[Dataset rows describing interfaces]

··········

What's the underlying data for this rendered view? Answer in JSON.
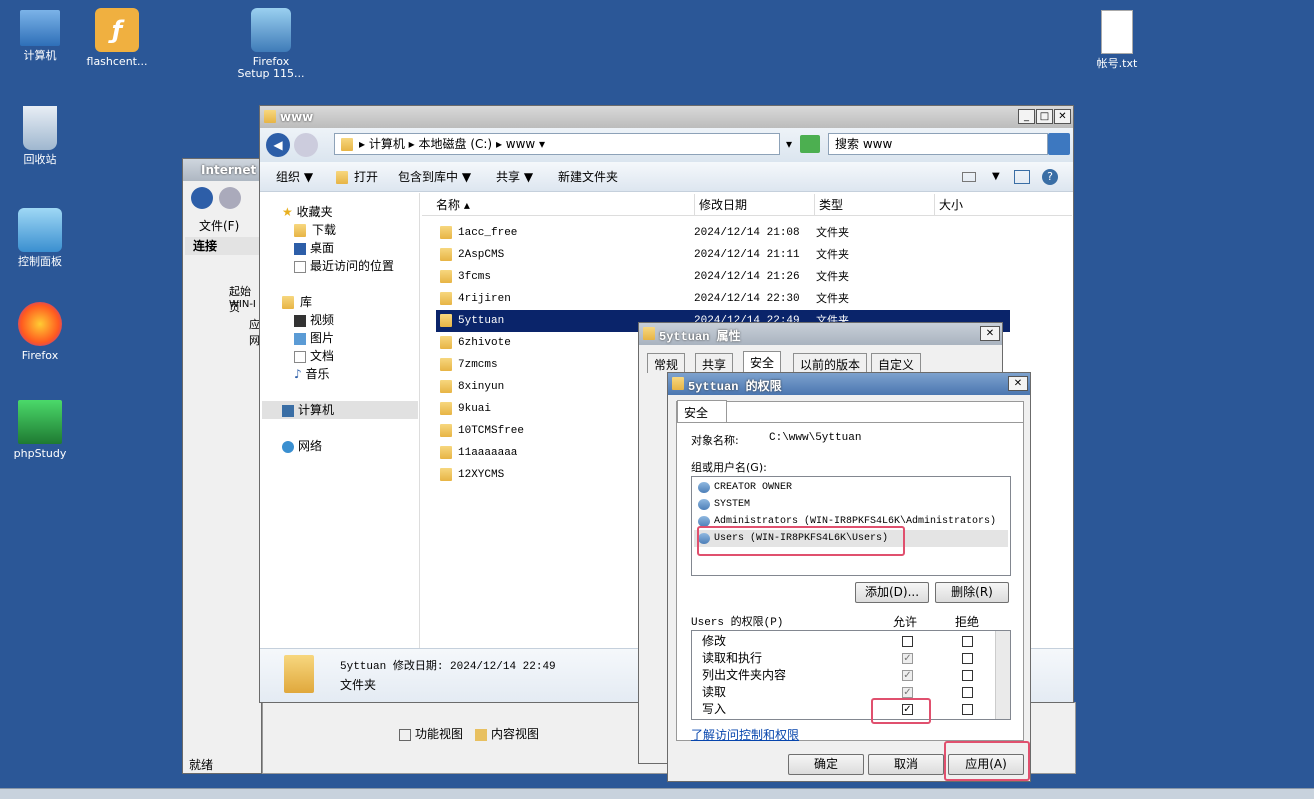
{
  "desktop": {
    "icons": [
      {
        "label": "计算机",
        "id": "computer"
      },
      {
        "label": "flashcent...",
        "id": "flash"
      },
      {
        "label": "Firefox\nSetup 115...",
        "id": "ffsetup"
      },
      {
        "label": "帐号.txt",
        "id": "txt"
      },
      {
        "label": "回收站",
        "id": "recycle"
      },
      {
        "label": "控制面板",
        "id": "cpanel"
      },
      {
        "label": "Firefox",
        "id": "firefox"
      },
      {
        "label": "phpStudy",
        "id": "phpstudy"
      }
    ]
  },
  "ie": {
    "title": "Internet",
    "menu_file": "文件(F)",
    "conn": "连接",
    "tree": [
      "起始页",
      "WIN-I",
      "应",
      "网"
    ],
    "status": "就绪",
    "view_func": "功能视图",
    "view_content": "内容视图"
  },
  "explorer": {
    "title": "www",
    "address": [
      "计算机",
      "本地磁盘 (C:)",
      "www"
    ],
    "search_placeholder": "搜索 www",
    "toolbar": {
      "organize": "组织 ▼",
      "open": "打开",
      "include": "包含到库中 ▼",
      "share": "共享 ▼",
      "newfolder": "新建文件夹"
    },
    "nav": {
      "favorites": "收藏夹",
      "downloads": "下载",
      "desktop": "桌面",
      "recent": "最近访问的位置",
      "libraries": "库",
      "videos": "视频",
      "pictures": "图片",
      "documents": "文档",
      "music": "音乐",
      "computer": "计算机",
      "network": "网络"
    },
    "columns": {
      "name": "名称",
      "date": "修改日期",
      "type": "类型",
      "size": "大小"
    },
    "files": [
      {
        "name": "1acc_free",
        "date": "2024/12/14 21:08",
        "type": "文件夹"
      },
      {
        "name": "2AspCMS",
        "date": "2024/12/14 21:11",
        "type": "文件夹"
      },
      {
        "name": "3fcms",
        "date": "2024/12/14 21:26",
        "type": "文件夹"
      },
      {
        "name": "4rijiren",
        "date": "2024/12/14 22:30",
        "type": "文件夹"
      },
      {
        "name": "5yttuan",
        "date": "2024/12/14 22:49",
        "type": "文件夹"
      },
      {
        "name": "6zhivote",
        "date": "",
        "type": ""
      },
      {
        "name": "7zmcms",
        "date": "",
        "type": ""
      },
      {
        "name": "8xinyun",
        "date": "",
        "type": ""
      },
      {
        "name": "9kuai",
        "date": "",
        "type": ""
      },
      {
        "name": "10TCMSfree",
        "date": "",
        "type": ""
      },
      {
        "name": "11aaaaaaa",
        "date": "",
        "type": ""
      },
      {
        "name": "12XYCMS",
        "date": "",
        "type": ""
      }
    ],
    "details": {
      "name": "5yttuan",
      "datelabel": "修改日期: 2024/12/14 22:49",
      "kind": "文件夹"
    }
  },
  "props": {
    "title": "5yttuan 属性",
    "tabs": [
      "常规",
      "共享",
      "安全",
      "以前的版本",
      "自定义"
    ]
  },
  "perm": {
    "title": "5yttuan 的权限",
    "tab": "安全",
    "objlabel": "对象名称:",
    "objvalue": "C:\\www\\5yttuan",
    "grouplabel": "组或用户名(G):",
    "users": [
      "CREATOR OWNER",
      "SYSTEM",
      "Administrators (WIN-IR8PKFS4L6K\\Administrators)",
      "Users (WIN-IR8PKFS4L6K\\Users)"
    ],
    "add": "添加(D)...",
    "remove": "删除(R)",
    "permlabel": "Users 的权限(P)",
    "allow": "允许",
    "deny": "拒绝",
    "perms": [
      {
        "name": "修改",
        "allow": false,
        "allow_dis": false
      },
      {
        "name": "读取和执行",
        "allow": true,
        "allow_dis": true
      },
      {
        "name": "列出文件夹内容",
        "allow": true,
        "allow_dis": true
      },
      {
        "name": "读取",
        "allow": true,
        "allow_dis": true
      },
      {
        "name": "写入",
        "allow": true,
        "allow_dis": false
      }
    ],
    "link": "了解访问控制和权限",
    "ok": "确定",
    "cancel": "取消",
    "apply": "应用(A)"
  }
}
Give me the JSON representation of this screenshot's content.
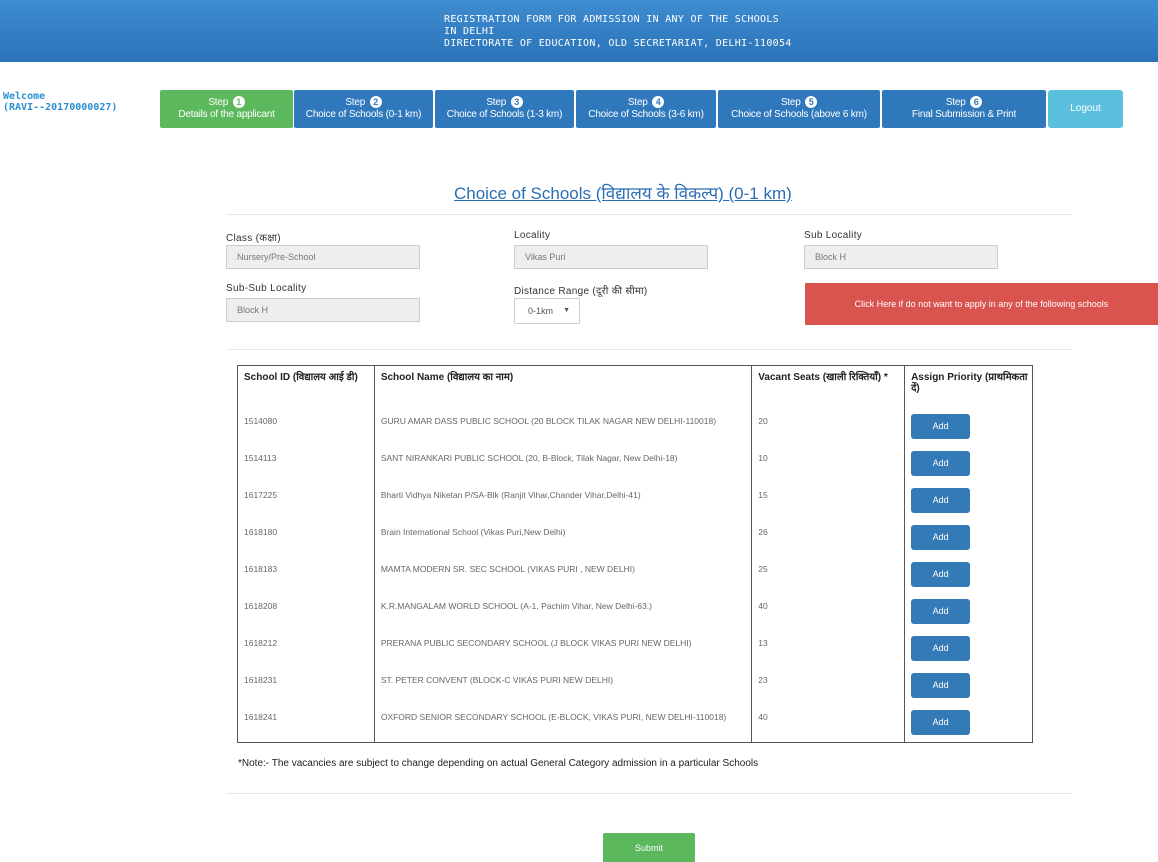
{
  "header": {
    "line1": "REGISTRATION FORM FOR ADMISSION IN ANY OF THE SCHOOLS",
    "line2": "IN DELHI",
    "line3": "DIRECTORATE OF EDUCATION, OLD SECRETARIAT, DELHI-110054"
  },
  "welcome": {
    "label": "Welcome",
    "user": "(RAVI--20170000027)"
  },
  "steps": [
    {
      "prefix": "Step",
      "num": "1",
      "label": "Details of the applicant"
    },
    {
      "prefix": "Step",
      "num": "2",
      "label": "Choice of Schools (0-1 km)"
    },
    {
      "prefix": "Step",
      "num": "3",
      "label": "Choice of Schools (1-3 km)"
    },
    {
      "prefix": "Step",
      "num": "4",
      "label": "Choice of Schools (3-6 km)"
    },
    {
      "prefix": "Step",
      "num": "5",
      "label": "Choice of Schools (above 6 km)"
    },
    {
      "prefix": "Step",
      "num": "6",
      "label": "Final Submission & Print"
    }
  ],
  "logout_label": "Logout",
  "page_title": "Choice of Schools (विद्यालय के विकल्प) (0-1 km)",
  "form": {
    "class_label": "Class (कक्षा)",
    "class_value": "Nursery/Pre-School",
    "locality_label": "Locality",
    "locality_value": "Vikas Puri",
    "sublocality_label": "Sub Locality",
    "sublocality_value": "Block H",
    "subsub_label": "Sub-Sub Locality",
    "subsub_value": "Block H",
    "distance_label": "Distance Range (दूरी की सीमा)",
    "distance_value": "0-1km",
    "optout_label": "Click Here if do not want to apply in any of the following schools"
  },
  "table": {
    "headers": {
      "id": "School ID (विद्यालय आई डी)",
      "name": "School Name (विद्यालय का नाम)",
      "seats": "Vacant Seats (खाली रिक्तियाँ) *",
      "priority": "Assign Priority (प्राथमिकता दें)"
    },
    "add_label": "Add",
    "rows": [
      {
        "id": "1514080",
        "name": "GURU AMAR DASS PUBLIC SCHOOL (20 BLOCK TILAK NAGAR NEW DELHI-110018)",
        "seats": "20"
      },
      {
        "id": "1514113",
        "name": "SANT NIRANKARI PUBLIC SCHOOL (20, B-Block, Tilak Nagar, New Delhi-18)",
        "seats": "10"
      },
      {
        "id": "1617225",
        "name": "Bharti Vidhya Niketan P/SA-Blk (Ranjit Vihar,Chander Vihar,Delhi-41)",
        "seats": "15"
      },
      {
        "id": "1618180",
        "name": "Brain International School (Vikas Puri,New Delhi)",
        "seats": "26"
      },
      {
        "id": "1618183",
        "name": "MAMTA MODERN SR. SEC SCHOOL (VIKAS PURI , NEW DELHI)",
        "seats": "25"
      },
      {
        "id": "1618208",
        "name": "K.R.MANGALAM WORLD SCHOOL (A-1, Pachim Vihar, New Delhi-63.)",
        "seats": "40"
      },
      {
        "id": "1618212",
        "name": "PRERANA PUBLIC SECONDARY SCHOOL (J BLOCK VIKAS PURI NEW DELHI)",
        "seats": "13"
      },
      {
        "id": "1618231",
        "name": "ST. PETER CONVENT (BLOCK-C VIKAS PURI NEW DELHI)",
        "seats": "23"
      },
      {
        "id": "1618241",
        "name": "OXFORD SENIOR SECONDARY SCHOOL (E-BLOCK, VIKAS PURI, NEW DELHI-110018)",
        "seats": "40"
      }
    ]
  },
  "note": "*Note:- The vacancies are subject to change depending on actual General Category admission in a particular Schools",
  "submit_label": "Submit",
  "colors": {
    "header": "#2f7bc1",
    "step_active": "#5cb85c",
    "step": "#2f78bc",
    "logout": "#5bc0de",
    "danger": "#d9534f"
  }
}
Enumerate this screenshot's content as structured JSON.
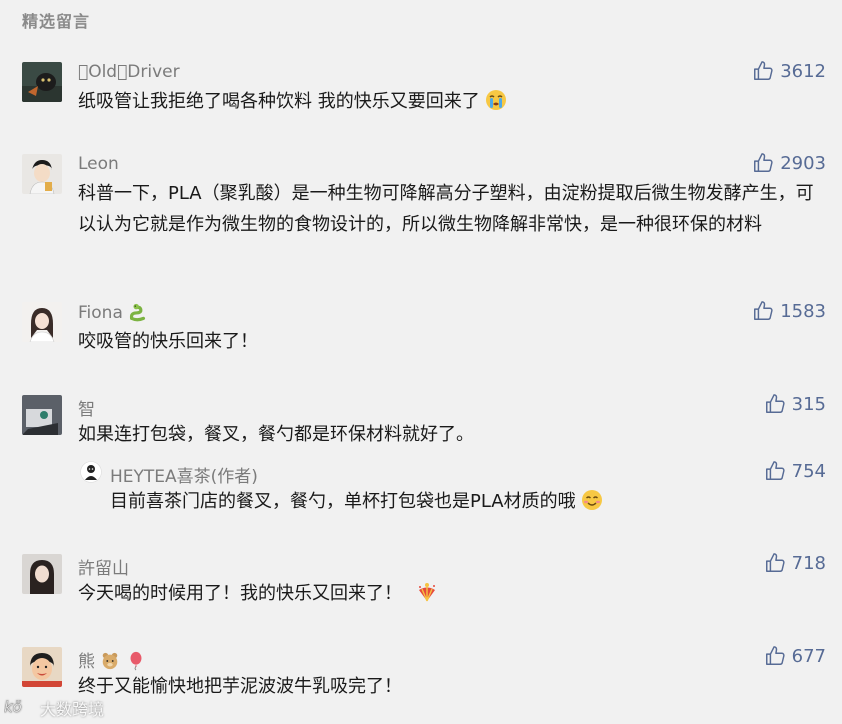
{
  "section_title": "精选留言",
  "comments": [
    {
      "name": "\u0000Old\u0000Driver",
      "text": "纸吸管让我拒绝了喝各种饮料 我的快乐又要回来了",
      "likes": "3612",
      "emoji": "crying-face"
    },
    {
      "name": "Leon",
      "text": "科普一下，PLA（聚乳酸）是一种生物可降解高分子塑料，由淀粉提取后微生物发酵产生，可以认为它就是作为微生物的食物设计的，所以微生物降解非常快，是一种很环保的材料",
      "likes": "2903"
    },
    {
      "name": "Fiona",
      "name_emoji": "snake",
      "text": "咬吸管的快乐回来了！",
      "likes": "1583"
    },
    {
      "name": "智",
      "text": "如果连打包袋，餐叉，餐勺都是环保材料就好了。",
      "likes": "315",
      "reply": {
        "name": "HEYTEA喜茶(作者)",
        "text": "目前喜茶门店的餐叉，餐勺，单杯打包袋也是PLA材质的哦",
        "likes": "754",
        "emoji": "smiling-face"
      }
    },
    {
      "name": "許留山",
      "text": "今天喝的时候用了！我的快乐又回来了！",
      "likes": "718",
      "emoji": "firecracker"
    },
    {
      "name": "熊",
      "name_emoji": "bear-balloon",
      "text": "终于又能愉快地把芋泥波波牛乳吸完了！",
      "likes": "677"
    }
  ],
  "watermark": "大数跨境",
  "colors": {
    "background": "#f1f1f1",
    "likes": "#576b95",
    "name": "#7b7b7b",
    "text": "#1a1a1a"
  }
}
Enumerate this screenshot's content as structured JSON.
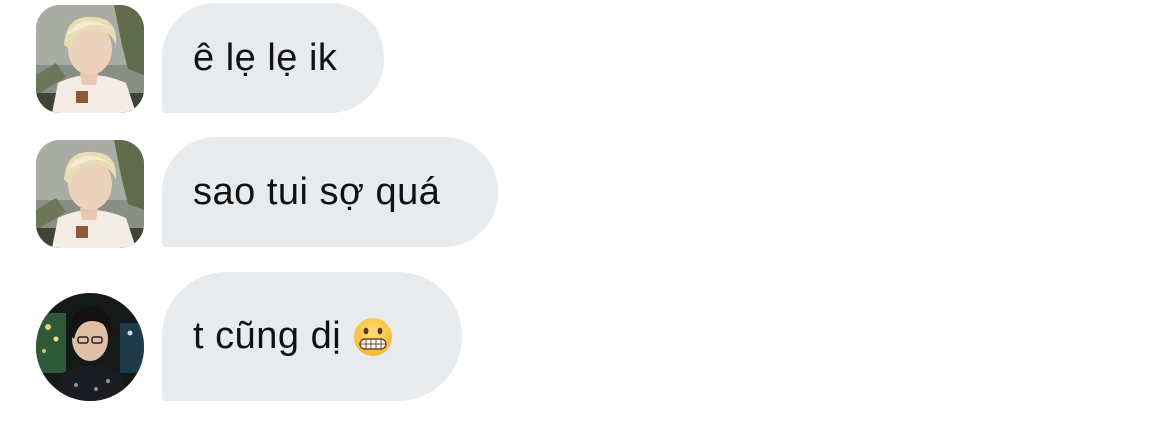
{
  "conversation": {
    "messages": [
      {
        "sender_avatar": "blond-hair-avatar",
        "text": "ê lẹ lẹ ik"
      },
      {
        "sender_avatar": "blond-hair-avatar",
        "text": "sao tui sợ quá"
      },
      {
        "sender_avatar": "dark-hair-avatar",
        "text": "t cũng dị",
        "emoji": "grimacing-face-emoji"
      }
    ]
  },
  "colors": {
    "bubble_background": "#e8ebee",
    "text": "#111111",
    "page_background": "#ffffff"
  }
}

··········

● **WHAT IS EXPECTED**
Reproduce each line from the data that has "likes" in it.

● **ANSWER SPACE**
      "likes": "3612",
      "likes": "2903"
      "likes": "1583"
      "likes": "315",
        "likes": "754",
      "likes": "718",
      "likes": "677"
    "likes": "#576b95",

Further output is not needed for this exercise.